If your project will be completely outdoors, on the other hand, you may want to evaluate whether the structure can handle the weight of a full stone veneer which will best be able to withstand the elements. If not, a thin stone veneer is still do-able, but moisture barriers must be in place.
Are their any weight restrictions?
This is where a thorough and accurate assessment of your home or other building needs to be completed. We would advise that you hire an expert to walk you through this process so that there is nothing left to question.
A professional will be able to tell you whether or not the structure will be able to withstand the heavier weight of full stone veneer materials or if the entire project or specific project areas would be better suited to something more lightweight.

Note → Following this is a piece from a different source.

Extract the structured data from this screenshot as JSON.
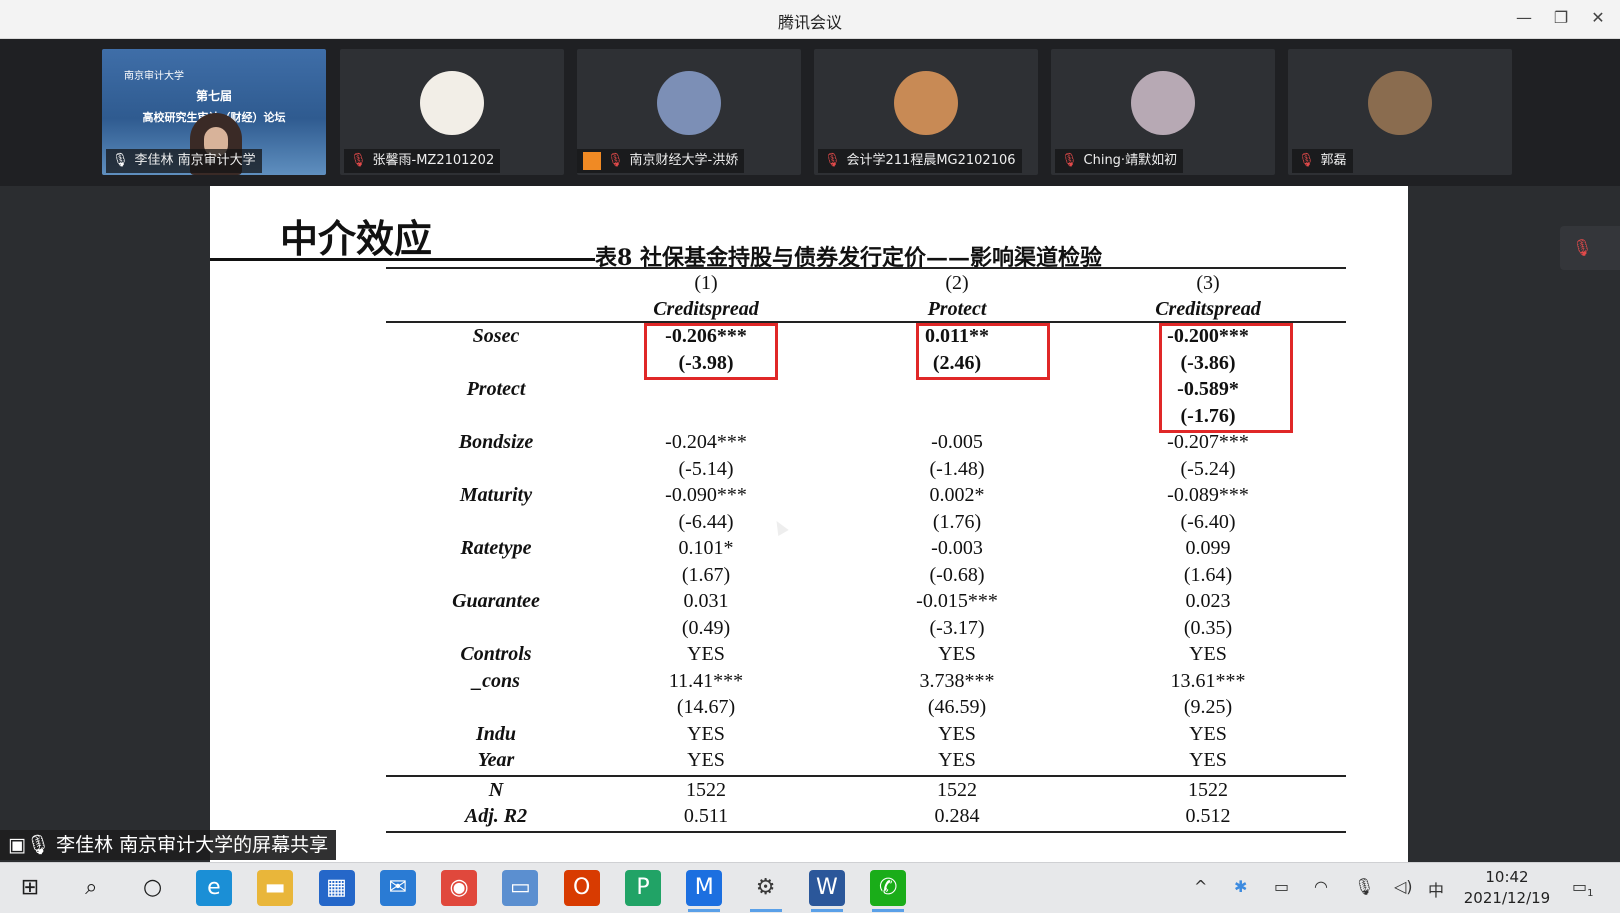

Never move forward with a full stone veneer (no matter how much you like the way it looks) if you have been advised against it. This will only create expensive problems for you down the road.
Will I be completing the work on my own or hiring help?

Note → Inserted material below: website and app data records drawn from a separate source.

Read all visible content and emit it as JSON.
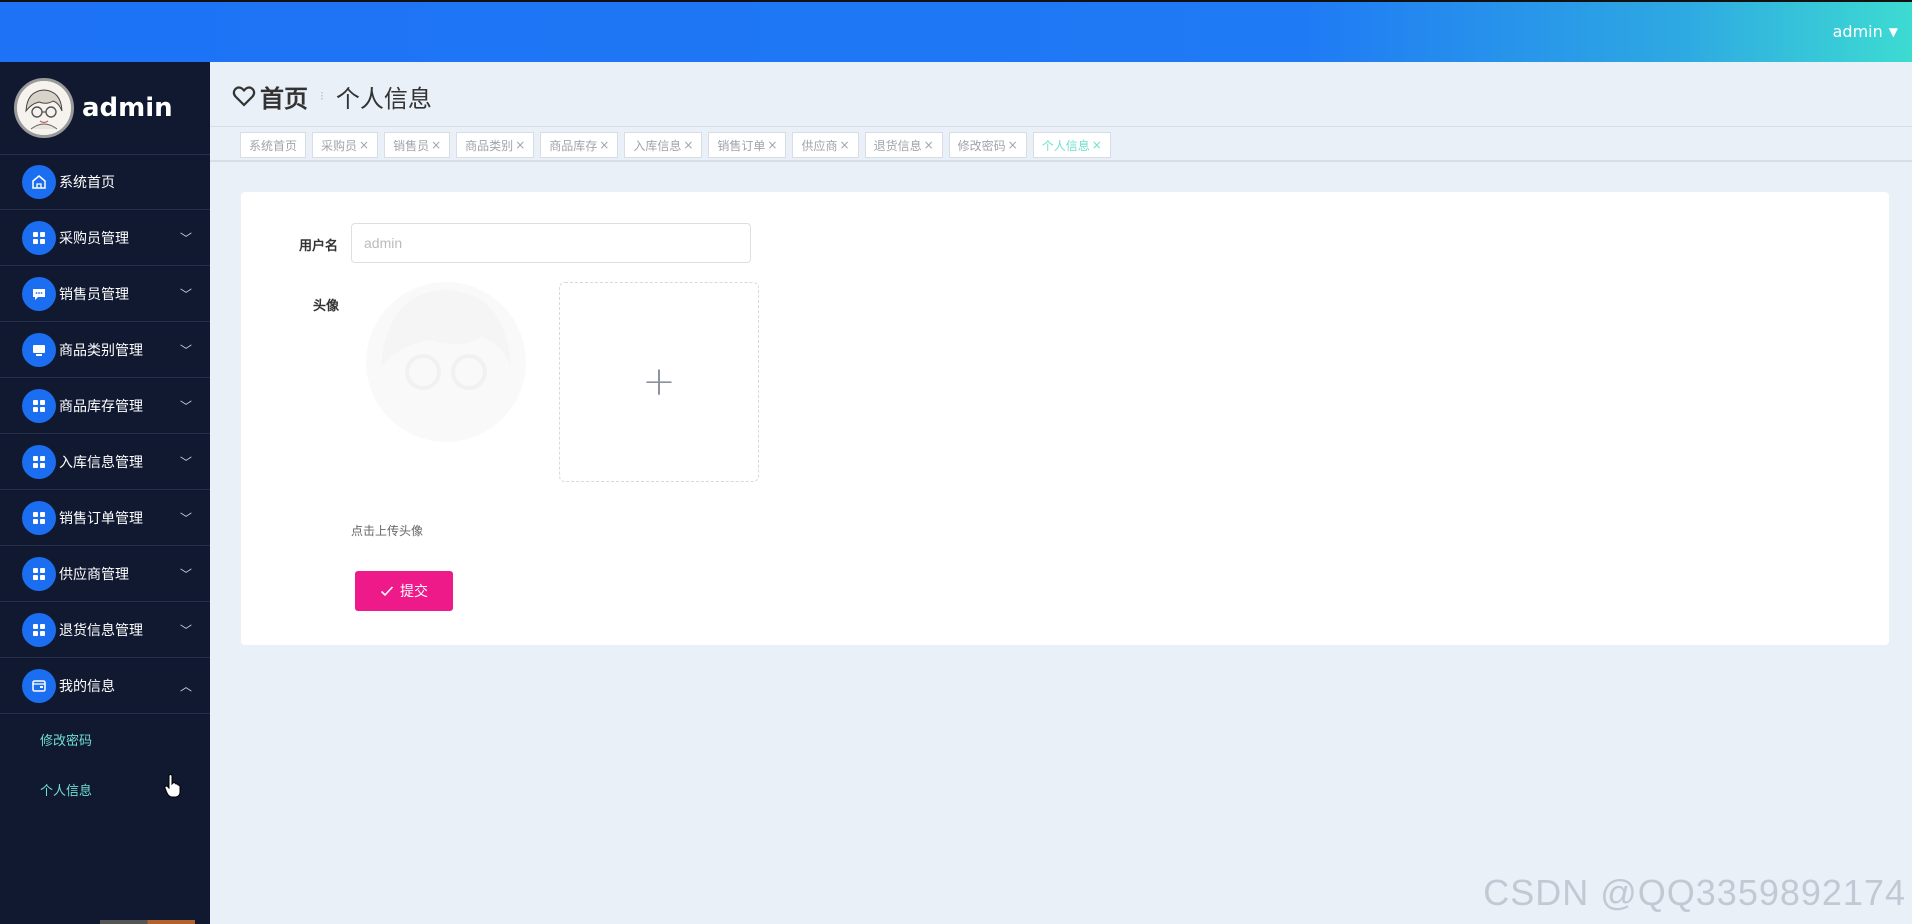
{
  "topbar": {
    "username": "admin"
  },
  "sidebar": {
    "username": "admin",
    "items": [
      {
        "label": "系统首页",
        "icon": "home-icon",
        "has_children": false
      },
      {
        "label": "采购员管理",
        "icon": "grid-icon",
        "has_children": true
      },
      {
        "label": "销售员管理",
        "icon": "chat-icon",
        "has_children": true
      },
      {
        "label": "商品类别管理",
        "icon": "monitor-icon",
        "has_children": true
      },
      {
        "label": "商品库存管理",
        "icon": "grid-icon",
        "has_children": true
      },
      {
        "label": "入库信息管理",
        "icon": "grid-icon",
        "has_children": true
      },
      {
        "label": "销售订单管理",
        "icon": "grid-icon",
        "has_children": true
      },
      {
        "label": "供应商管理",
        "icon": "grid-icon",
        "has_children": true
      },
      {
        "label": "退货信息管理",
        "icon": "grid-icon",
        "has_children": true
      },
      {
        "label": "我的信息",
        "icon": "wallet-icon",
        "has_children": true,
        "expanded": true
      }
    ],
    "subitems": [
      {
        "label": "修改密码"
      },
      {
        "label": "个人信息"
      }
    ]
  },
  "breadcrumb": {
    "home": "首页",
    "current": "个人信息"
  },
  "tags": [
    {
      "label": "系统首页",
      "closable": false,
      "active": false
    },
    {
      "label": "采购员",
      "closable": true,
      "active": false
    },
    {
      "label": "销售员",
      "closable": true,
      "active": false
    },
    {
      "label": "商品类别",
      "closable": true,
      "active": false
    },
    {
      "label": "商品库存",
      "closable": true,
      "active": false
    },
    {
      "label": "入库信息",
      "closable": true,
      "active": false
    },
    {
      "label": "销售订单",
      "closable": true,
      "active": false
    },
    {
      "label": "供应商",
      "closable": true,
      "active": false
    },
    {
      "label": "退货信息",
      "closable": true,
      "active": false
    },
    {
      "label": "修改密码",
      "closable": true,
      "active": false
    },
    {
      "label": "个人信息",
      "closable": true,
      "active": true
    }
  ],
  "form": {
    "username_label": "用户名",
    "username_placeholder": "admin",
    "username_value": "",
    "avatar_label": "头像",
    "upload_tip": "点击上传头像",
    "submit_label": "提交"
  },
  "watermark": "CSDN @QQ3359892174",
  "colors": {
    "topbar_start": "#1d72f5",
    "topbar_end": "#3ddbd2",
    "sidebar_bg": "#111931",
    "menu_icon_bg": "#1c6ef0",
    "active_text": "#6fe0cf",
    "submit_bg": "#ee1a8a"
  }
}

The “who” of your project completion will make a big difference in the type of veneer that you select. Even if your project passes the test for being able to handle the load requirements of full stone veneers, you might want to rethink your choice of materials if you plan on completing the work on your own.
Skilled do-it-yourselfers might struggle with handling the larger and heavier stones, as well as taking the time to lay them out in such a way that everything fits snugly and precisely. This type of planning and labor is best completed by a contractor.
If you truly don’t want to hire outside help, we would strongly recommend that you work with thin stone veneer.
This type of veneer is much easier to work with, allowing for a higher success rate in your project. We recommend hiring a skilled mason, who like an artist, they all have their own different styles and techniques, so one should see the work that they have done in the past before hiring them.
Spending the extra money on a highly skilled mason can save you money in the long run should problems arise with water, chimneys, etc.
Where to Buy Stone Veneers in NJ
Braen Stone is the leading supplier of veneers throughout NJ and its surrounding areas. We are proud to carry a full inventory of both full and thin stone veneers that cater to a variety of different needs. Our customers can choose from numerous designs, colors and styles based upon their unique tastes and preferences.
Our team of experts is happy to work with you to discuss which material is right for your home or business, and how to determine how much you’ll need. All of our veneers are available at competitive rates and can be picked up or bulk delivered to locations throughout NJ, NY, PA and CT.